Wired IEMs are more limiting with respect to moving around on stage, but you avoid dropouts, dealing with channel selection, optimizing antenna placement, and potential RF interference. What’s more, the audio fidelity is as good as whatever a wire can carry. Speaking of which…
Wireless IEMs use analog or digital transmission technology. Analog systems tend to be less expensive, and typically use companders to reduce bandwidth requirements. All else being equal, this degrades fidelity slightly. Digital transmission can deliver high-quality audio. However, note that the receiver is either in range and works, or out of range and doesn’t work. Analog systems give you a warning, with the audio dropping out or getting fuzzier so you can scurry back in range.
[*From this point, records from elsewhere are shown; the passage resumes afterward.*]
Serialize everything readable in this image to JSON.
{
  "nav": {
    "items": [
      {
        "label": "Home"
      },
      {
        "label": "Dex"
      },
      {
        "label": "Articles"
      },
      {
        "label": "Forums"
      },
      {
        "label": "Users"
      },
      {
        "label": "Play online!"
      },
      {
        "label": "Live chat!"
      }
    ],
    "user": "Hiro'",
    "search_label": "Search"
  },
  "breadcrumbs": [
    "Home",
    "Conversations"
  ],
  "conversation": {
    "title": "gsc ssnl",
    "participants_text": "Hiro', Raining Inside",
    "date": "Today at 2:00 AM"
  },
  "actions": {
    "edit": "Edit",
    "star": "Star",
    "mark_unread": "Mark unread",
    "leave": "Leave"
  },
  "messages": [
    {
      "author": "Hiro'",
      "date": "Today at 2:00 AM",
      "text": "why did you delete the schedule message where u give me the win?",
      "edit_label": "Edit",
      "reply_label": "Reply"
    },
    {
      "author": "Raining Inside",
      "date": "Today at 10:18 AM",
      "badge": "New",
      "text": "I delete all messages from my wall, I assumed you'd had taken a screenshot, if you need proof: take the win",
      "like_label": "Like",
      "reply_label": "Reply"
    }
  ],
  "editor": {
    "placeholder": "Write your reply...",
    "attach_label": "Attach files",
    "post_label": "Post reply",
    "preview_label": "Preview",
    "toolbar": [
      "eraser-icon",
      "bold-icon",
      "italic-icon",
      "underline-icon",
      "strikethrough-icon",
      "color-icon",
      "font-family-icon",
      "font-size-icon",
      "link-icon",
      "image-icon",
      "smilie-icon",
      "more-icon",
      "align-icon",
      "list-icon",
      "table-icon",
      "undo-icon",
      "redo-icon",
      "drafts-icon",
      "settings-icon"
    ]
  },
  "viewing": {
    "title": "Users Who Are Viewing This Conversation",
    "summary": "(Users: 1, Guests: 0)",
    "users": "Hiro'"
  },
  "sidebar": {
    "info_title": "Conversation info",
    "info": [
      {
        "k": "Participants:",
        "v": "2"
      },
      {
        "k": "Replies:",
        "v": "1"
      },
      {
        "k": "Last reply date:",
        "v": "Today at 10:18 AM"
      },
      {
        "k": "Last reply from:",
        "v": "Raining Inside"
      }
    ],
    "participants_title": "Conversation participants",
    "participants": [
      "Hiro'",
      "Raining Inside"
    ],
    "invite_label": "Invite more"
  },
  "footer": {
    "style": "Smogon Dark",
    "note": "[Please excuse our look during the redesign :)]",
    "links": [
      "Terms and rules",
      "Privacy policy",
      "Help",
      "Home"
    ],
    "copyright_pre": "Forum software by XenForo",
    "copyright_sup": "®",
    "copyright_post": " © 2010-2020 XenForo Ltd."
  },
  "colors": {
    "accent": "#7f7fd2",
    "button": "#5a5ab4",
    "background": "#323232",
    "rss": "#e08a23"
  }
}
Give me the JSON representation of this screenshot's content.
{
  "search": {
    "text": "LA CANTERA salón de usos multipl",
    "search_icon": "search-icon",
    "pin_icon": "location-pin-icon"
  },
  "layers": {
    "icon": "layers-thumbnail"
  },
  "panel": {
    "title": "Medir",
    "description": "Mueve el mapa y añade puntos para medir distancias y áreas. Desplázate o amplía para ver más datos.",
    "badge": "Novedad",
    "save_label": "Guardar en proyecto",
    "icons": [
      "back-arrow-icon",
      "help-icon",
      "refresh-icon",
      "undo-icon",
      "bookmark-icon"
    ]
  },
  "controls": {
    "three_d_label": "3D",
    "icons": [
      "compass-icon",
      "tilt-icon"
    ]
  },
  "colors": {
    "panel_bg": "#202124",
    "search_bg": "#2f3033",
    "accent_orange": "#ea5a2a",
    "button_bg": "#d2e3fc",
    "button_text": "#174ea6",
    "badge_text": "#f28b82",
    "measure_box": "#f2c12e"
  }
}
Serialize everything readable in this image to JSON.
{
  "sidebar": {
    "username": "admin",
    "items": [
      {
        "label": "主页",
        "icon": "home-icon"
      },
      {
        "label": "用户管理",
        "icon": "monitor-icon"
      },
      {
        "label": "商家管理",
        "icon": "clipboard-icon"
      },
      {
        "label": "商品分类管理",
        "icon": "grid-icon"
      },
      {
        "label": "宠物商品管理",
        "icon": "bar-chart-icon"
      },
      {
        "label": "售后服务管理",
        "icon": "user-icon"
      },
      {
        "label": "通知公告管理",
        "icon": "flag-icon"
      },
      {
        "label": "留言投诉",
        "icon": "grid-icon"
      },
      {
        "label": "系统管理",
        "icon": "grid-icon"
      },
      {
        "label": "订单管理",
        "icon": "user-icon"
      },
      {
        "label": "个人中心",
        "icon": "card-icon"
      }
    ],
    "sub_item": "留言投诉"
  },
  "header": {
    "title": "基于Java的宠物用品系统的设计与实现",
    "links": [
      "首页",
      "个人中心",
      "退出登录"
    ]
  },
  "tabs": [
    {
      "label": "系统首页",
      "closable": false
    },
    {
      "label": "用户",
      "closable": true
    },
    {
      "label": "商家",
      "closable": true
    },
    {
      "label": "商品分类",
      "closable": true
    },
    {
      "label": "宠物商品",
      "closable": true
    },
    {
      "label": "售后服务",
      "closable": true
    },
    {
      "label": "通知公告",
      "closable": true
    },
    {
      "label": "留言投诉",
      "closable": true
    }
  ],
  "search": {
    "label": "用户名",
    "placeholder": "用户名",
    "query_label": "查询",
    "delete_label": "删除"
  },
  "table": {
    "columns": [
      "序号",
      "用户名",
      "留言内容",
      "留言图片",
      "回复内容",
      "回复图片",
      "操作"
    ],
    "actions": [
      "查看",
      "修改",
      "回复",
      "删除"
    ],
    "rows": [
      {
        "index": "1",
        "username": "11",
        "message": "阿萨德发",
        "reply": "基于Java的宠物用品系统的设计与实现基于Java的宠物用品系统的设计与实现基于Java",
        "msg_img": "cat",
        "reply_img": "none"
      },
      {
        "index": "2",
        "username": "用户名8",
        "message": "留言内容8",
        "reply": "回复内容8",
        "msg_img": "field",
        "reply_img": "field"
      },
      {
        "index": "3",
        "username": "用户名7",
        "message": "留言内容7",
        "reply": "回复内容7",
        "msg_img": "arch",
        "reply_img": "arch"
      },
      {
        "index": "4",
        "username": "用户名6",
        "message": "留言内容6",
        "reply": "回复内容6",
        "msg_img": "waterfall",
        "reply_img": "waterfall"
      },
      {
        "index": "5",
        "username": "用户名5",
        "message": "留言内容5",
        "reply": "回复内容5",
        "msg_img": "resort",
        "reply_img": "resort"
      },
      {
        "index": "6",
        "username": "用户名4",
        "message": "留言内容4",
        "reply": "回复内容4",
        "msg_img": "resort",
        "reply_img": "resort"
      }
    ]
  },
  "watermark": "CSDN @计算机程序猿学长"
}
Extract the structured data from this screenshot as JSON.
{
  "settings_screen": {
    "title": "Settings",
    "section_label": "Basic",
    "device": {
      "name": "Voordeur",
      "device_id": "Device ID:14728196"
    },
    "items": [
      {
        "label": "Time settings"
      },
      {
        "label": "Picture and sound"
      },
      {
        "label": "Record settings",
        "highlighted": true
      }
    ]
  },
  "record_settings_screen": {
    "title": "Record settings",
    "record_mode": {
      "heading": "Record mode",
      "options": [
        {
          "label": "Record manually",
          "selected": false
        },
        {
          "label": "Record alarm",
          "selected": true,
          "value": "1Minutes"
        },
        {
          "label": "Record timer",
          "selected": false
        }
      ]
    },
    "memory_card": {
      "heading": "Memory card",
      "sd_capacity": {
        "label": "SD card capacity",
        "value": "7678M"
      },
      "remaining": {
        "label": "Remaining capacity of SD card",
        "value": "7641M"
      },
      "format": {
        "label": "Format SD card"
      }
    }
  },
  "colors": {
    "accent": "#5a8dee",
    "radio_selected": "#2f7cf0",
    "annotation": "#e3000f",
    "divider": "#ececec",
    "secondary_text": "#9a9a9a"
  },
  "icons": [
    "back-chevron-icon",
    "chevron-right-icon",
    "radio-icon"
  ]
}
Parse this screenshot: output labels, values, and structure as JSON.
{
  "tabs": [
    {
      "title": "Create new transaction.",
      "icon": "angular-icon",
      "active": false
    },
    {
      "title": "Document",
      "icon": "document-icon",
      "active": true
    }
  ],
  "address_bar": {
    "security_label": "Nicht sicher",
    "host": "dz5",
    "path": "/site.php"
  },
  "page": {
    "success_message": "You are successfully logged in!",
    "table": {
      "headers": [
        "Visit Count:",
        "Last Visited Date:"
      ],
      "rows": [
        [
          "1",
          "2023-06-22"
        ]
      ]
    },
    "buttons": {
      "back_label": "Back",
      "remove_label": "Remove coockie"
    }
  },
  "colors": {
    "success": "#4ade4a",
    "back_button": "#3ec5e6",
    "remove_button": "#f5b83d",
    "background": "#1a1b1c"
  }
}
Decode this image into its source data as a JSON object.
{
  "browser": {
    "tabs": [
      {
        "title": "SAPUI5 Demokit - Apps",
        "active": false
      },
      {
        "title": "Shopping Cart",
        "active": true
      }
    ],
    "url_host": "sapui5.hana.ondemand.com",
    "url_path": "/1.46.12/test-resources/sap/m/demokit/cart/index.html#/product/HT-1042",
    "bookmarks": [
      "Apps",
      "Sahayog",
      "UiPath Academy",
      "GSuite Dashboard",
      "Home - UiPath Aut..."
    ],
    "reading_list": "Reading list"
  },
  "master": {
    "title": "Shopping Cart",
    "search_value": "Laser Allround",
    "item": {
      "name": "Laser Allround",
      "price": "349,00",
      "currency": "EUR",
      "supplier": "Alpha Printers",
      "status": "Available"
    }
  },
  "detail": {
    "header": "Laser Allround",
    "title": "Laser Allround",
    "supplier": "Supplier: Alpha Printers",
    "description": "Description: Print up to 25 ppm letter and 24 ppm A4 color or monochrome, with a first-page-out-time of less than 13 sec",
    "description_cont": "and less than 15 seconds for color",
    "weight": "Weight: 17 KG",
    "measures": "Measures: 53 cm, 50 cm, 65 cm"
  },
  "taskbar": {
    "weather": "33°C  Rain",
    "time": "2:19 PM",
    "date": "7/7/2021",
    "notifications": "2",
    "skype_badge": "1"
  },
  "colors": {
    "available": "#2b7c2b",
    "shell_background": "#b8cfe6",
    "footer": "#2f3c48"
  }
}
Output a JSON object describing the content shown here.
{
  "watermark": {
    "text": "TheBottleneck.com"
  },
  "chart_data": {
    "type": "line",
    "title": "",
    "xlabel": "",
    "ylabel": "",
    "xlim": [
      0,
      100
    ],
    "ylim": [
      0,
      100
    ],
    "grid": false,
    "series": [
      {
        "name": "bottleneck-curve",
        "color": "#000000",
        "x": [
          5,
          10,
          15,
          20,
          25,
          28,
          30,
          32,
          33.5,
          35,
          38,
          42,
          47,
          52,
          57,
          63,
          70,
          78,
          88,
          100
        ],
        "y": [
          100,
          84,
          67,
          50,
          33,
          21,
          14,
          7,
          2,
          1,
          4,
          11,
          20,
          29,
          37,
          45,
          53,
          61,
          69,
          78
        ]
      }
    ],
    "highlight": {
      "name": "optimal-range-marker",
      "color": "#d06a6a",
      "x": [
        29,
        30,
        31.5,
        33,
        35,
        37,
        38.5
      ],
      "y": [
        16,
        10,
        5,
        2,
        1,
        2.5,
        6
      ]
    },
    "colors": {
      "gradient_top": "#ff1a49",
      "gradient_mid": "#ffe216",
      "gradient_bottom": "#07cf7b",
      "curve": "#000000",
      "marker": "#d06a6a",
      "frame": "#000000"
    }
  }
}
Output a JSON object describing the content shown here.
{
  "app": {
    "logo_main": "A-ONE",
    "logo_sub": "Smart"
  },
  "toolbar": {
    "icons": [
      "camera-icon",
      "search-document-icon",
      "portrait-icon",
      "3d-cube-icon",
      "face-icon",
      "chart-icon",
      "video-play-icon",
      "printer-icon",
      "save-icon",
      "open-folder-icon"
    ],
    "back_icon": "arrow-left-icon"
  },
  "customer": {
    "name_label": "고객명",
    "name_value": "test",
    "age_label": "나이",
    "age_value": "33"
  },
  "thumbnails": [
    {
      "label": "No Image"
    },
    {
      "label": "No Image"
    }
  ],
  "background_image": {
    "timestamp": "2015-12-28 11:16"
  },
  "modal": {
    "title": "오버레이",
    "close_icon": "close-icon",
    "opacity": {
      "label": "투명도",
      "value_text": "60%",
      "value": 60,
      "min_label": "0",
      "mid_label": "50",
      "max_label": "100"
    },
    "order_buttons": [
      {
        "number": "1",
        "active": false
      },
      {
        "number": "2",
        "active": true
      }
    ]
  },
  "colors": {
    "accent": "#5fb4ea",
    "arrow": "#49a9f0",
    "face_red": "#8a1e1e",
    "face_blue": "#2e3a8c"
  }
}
Choosing analog or digital depends on your budget and needs. If you’re in a heavy metal band, a little audio compansion won’t wreck the experience. But if you’re first violinist in the Cleveland Symphony Orchestra, you might want the best possible fidelity.
IEMs are like miniature studio monitors, and for the same reasons, have different drivers for different frequencies. However, more drivers aren’t necessarily better, for the same reason that a well-designed two-way studio monitor can outperform a low-cost 3-way monitor. The important characteristics are the engineering behind the driver, and the quality of the materials being used. That said, higher-quality IEMs invariably employ more than one driver. Two- and four-driver designs are common.
Although the benefits of IEMs are unquestioned, the main tradeoff is a feeling of isolation from the audience and other band members. To compensate for this, some musicians remove the IEM from one ear. This is a truly bad idea, although I guess being half-deaf is better than being totally deaf. To use IEMs and not take advantage of their ability to protect your hearing makes no sense.
Another IEM tradeoff is that they’re small. You can’t lose a wedge, but you can lose an IEM if you’re not careful. Have a dedicated case for them when not in use.
But that’s about it for tradeoffs, and there are even ways to circumvent the feeling of isolation. We’ll explore these options in another article.